Interest rates are a huge driving force behind many investment decisions. You can call them discount rates, hurdle rates, lending rates, borrowing rates or whatever, but their level definitely has an affect on risk appetites.
But I also think it’s possible for investors to put too much faith into the almighty interest rate. For instance, there’s a huge difference between credit and interest rate levels. Rates were much higher in the mid-2000s but credit was much looser so people borrowed like crazy, something they’re not doing as much today.
The relationships between stocks and rates is another interesting one. I’ve seen a number of research pieces in recent years show a graph similar to this one:
This graph — with help from Robert Shiller’s database — shows the relationship between interest rates (as measured by the 10 year treasury yield) and the stock market earnings yield (as measured by the inverse of the CAPE ratio).
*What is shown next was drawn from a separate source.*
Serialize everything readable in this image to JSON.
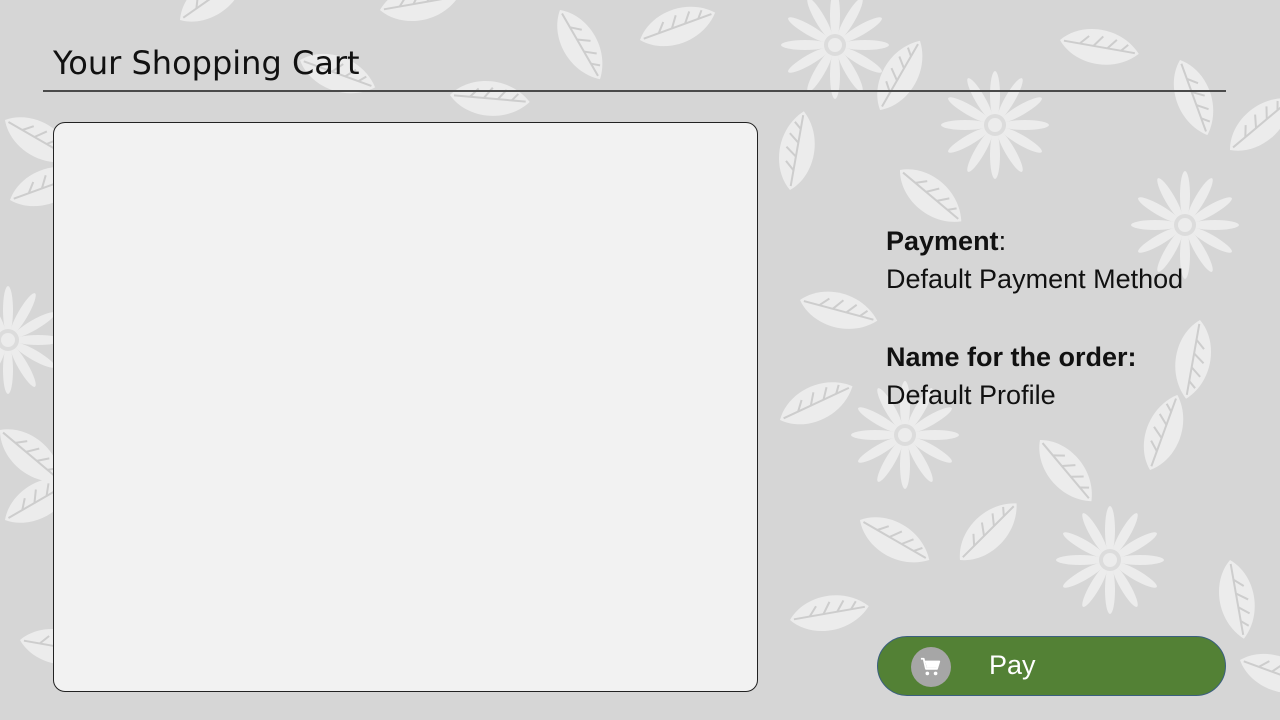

At first glance it does appear that interest rates and stock market yields have had a strong relationship over the past six decades or so. They’ve followed an eerily similar path.
So the obvious conclusion here is that we need higher interest rates to see higher future stock returns, correct?
Well, things are not always quite this easy. If we take this data back before 1960 things played out a little differently:
Now it would appear this relationship doesn’t look quite strong anymore.
It’s possible investors have become wiser over the years and figured out the importance of interest rates as it pertains to stock market returns, but there’s still one more check we can run to see if that’s true or not.
Earnings yield is simply a single valuation indicator. It tells us how attractive stocks are based on a single measure — earnings divided by stock prices — but it tells us nothing about what’s actually going to happen. So I took the same data and added in the forward 10 year returns on the S&P 500 to see how well the current earnings yield has done as a predictor of forward 10 year stock market returns:
What I did here was take the starting earnings yield and layer on top of it the forward 10 year returns from that point on (which is why that line stops in 2006). This one seems to break this relationship down even further. While the general direction was followed during certain time frames, the actual results have been all over the place in comparison to the starting yields.
The reason here is fairly simple — valuations and interest rates are crude signals, at best. They may give us some general idea about how things should play out, but things rarely play out in the markets as they should.
I guess the point here is that there’s never going to be one or two indicators that will tell you exactly how the future of the markets will unfold. There are certain relationships that don’t quite translate so well from the textbook theory into the real world.
This doesn’t mean that you should ignore these types of signals or theories, but it does make sense to take them all with a grain of salt. Valuations and interest rates can provide some perspective but nothing is ever certain between expected and actual results in markets that have a huge human element involved.
The Anti-Risk Bubble